Building an Ecommerce Team
When it comes to the retail industry, eCommerce is the single fastest-growing segment. It’s been spurred on by COVID-19, but the change was already in the air. For entrepreneurs and business owners, entering the world of eCommerce offers many benefits, including the chance to build a thriving brand and create a profitable business.
However, it’s not something that you can do on your own. Yes, you can try to wear multiple hats, but you’ll find that it’s simply too much for one person to handle, no matter how talented or dedicated they might be. You’ll need an eCommerce team to propel you forward, but that requires understanding the key roles and functions.
Below, we’ll address an eCommerce team’s most typical roles and what you should know about each.
Team Director/Team Lead
This role involves managing all the others on the team. The team director is responsible for ensuring that all other team members perform their roles properly, that everyone is working together, and that the team executes the eCommerce vision. Note that the director usually has many other responsibilities, particularly in smaller companies, including:
- Digital marketing
- Website administration
- Strategy development
- Web Developer
Your web developer will be responsible for designing, building, implementing, and maintaining your eCommerce website. They’ll handle frontend and backend changes, customisations, and more. Ensure that your web developer is familiar with Google’s mobile-first mentality and the consumer trends underpinning that outlook.

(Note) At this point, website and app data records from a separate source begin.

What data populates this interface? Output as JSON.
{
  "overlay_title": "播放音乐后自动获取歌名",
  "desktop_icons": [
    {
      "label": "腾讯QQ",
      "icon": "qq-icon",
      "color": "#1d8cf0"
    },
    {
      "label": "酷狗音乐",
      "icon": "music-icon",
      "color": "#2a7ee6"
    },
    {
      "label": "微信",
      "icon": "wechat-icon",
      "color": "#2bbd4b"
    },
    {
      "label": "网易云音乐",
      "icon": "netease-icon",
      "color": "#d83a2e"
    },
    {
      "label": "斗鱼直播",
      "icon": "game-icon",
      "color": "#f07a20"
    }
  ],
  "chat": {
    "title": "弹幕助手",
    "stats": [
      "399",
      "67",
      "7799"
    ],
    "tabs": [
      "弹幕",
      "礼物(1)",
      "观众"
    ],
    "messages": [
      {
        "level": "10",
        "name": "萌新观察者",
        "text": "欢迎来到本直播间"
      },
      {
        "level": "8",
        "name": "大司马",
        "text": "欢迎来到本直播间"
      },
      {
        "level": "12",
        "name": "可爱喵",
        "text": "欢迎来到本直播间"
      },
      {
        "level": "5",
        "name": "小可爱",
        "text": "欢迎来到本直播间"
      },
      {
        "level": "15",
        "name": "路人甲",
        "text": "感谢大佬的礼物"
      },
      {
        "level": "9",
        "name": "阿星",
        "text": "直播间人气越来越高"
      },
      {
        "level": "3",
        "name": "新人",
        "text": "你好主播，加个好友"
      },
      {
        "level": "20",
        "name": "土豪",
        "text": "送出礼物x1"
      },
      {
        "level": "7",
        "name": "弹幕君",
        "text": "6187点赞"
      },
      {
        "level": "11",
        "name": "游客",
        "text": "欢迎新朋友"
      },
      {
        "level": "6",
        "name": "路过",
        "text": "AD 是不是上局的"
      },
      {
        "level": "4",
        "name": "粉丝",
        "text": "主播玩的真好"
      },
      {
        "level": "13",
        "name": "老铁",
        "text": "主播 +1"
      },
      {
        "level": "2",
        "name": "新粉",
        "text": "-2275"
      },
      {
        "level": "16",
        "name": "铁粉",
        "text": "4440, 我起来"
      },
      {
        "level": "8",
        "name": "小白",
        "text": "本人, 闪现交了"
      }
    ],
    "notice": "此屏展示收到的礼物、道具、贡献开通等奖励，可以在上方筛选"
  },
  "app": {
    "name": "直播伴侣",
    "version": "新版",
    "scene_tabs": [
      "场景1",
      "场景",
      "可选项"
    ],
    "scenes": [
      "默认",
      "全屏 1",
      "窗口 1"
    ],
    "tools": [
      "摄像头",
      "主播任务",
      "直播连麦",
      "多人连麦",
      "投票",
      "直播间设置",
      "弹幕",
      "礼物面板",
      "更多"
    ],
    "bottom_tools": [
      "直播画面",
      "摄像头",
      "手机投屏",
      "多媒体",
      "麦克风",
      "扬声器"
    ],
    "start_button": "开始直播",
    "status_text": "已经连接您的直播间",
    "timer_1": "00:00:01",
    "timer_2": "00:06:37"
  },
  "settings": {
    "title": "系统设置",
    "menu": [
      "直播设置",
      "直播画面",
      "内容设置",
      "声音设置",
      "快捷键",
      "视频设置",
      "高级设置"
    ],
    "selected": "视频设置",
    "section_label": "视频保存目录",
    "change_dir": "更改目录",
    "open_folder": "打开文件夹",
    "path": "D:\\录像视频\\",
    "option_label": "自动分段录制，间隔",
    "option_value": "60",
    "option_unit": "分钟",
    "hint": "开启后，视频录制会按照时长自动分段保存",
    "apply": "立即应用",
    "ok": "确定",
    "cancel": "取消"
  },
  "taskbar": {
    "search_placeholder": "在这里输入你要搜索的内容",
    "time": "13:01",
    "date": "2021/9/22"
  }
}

Of course, your web developer will also need to be intimately familiar with the eCommerce industry itself, with an emphasis on the need for:
- Cohesive branding
- A positive user experience
- Connecting the website to your wider sales funnel
Digital Operations Manager
An Operations Manager is responsible for ensuring that the website functions without error to support the ideal customer experience. As such, they should be familiar with not only your industry but with consumer trends and expectations related to eCommerce. Beyond the customer experience, the operations manager will usually be responsible for things like:
- Managing the entire CMS
- A/B testing product layouts
- Verifying discount/sale code functionality
- Bumping front end sales numbers against existing inventory counts
You’ll need at least one IT technician on your eCommerce team. This team member is responsible for helping other members use your sites digital infrastructure correctly, for connecting the dots between online sales, existing inventory, and logistics, and to ensure security across all pages of the site. Other responsibilities might include:
- Supporting development and operations as needed
- Troubleshooting operation issues
- Making changes to website pages as necessary
All retail involves logistics to some degree, even if that is nothing more than noting the number of a particular item on hand and reordering through a supplier. A logistics manager handles all related issues within your business, from ensuring that inventory counts are accurate to vetting new suppliers, dealing with shipping customer orders, providing support when orders are lost or damaged, and more.
At a minimum, you’ll need an inventory manager, but you may have an entire team. These are your warehouse staff and managers, who are responsible for item intake, entering orders in the system, ensure inventory counts are accurate, wrapping and packing products, and even clerical duties.
Digital Marketing Manager
No eCommerce business can be successful without a robust digital marketing strategy. A digital marketing manager is responsible for handling things like social media marketing, email marketing, content marketing, product description creation, image and video sourcing, SEO, SEM, PPC campaigns, loyalty programs, and more.
Customer Service Reps
You’ll need at least one person designated to handle customer service. These professionals answer questions, provide guidance, help with returns and exchanges, answer calls, manage chatbots, process returns, and handle customer complaints.
Accounting and Bookkeeping
Sometimes called finance and accounting, these professionals help ensure that your books are balanced, your bills are paid, budgets are set, and profit/loss statements are accurate.
Bringing Your Team Together
Assembling such a robust team takes time, preparation, and research. Each role is crucial, and you cannot afford to take chances during your hiring process. You can also outsource many of these roles to the right partner, saving you both time and hassle while ensuring that you can hit the ground running.